There are 54 million Latinos living in the United States, constituting 17 percent of the population. Politicians have taken notice and are paying attention to Latinos as an important voting demographic. Healthcare providers are beginning to do so, too.
Latinos have been disenfranchised by the U.S. healthcare system because of legal status, English language skills and financial constraints. Fewer than 4 percent of healthcare providers speak Spanish and most do not know how to approach the cultural and economic diversity within the Latino population. Even native English speakers can’t make sense of PPOs vs. HMOs. As a result, Latinos are 1 out of every 5 uninsured individuals in the U.S. and leverage healthcare services differently than other demographic cohorts
As hospitals compete for volume, they cannot ignore 1 out of 5 Americans.

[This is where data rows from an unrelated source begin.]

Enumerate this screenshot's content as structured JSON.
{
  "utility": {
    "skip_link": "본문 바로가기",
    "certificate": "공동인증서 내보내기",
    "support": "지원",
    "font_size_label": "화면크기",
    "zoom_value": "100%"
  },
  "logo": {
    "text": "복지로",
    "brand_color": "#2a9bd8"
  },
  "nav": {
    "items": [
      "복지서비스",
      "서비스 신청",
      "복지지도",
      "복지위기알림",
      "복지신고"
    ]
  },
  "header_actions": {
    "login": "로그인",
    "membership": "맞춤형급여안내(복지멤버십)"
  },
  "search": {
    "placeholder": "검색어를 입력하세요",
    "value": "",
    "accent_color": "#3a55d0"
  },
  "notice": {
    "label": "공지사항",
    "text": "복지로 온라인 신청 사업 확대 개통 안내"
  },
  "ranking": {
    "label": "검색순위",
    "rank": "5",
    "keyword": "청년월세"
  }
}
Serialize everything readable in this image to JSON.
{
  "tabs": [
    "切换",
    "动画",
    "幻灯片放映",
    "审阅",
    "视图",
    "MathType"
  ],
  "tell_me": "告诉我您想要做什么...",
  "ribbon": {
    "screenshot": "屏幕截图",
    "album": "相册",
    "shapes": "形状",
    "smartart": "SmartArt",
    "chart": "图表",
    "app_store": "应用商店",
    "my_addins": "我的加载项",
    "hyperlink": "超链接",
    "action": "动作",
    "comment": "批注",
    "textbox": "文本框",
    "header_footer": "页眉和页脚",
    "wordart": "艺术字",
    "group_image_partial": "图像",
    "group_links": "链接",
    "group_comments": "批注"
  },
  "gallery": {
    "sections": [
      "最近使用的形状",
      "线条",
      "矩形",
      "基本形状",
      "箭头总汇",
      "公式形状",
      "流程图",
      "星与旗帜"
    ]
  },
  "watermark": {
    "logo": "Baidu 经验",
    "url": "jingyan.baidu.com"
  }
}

In order to win the loyalty of this untapped customer segment, we will see Latino-branded services with evening and weekend hours to serve dual-income families. Since these services will be built from scratch to provide high-quality care at low prices, they might leap frog the care that the rest of the population currently receives.
Change has historically come slowly and reluctantly to the healthcare industry, but thanks to widespread demand from the government, payers, and consumers for improvement in coverage and care, it seems to be speeding up.